Greater occipital nerve block (GONB) demonstrated some efficacy when treating emergency department patients suffering from acute migraines unresponsive to previous treatment with metoclopramide, according to a study published in Headache.
Researchers in this study sought to ascertain the effectiveness of GONB administration on emergency department patients with acute migraine who had previously received metoclopramide but requested additional treatment. The randomized study comprised 76 participants (15 sham, 13 GONB treated, and 48 excluded). Participants were enrolled over a 31-month period based on their presentation (i.e. with acute moderate or severe headache followed by administration of metoclopramide and then a request for additional treatment) during their visit to either of two participating emergency departments at Montefiore Medical Center.
A request for additional treatment resulted in administration of 0.5 mL bupivacaine 0.5% injected intradermally into the posterior scalp overlying the greater occipital nerve bilaterally to the sham group or 3 mL bupivacaine 0.5% injected adjacent to the greater occipital nerve bilaterally (6 mL total) to the treatment group. The primary patient outcome was headache intensity (30 minutes post-treatment) assessed by the familiar ordinal headache intensity scale.

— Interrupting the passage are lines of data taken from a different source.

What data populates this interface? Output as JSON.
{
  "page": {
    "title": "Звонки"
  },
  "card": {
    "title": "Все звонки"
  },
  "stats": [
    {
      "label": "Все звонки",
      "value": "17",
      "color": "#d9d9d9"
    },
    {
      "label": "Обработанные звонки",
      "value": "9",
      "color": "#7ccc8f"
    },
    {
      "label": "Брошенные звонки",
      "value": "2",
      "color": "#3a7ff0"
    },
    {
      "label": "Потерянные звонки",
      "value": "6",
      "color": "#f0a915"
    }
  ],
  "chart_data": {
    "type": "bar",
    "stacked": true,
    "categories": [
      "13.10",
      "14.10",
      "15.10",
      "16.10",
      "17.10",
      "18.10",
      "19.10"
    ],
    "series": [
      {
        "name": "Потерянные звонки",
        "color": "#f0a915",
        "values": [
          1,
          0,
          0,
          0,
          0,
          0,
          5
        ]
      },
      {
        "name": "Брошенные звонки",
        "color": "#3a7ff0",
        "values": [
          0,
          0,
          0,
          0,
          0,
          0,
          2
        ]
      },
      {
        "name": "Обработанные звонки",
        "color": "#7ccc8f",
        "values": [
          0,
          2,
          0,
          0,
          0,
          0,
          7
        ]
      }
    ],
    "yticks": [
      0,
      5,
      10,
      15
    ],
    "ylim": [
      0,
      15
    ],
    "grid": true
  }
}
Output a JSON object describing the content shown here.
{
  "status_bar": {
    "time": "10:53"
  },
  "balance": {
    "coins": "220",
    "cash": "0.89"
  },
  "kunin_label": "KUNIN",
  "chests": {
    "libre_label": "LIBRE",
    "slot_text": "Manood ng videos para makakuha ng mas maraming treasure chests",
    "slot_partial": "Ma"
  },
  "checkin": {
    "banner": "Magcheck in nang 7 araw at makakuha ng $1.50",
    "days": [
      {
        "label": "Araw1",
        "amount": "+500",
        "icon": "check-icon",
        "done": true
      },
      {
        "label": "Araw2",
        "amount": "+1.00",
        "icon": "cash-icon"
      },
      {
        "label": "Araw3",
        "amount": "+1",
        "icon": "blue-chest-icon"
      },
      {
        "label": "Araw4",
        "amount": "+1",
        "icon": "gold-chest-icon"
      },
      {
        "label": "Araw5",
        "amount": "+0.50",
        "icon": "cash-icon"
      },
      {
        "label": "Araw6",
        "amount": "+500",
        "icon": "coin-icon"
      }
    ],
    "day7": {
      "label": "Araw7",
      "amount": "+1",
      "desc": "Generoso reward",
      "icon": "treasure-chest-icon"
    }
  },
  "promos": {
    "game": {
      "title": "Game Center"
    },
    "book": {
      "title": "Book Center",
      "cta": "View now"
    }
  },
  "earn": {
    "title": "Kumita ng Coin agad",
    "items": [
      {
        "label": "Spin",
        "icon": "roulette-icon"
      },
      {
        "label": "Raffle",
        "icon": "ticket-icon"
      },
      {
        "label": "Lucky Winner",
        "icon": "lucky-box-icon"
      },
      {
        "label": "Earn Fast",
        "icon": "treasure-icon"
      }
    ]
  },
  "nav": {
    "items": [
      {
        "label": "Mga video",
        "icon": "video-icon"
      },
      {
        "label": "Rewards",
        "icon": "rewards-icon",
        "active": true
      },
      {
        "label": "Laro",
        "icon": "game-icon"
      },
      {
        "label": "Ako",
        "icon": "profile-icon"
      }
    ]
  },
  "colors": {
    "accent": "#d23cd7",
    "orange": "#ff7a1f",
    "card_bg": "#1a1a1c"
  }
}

The results showed 31% of the GONB treatment group experienced headache freedom; the sham group experienced no relief. The small sample size comprised mostly young to middle-aged patients who experienced low levels of baseline functional impairment. A few participants reported slight effects, such as pain at the injection site. Some in the treatment arm developed shingles, and some participants in the sham arm experienced dizziness. The researchers highlight the importance of blinding and consistent procedures.
Results suggest a limited effectiveness of GONB in the treatment of acute migraine for patients in the emergency department when first-line treatment is not effective.
There were four limitations identified in this study: first, time constraints to enroll participants resulted in small sample size; second, the treatment procedure was dependent upon the experience level of the administrator; third, appropriate blinding conditions were not practiced; and fourth, confirmation of participants to randomized groups was compromised.
The authors note three conflicts of interest in regard to Dr. M. Robbins: he served as a site investigator for an eNeura Inc.-sponsored clinical trial, he serves on the editorial board of the journal, and he has received monetary assets from the publisher (Wiley).
Friedman BW, Mohamed S, Robbins MS, et al. A randomized, sham-controlled trial of bilateral greater occipital nerve blocks with bupivacaine for acute migraine patients refractory to standard emergency department treatment with metoclopramide [published online August 25, 2018]. Headache. doi: 10.1111/head.13395
This article originally appeared on Neurology Advisor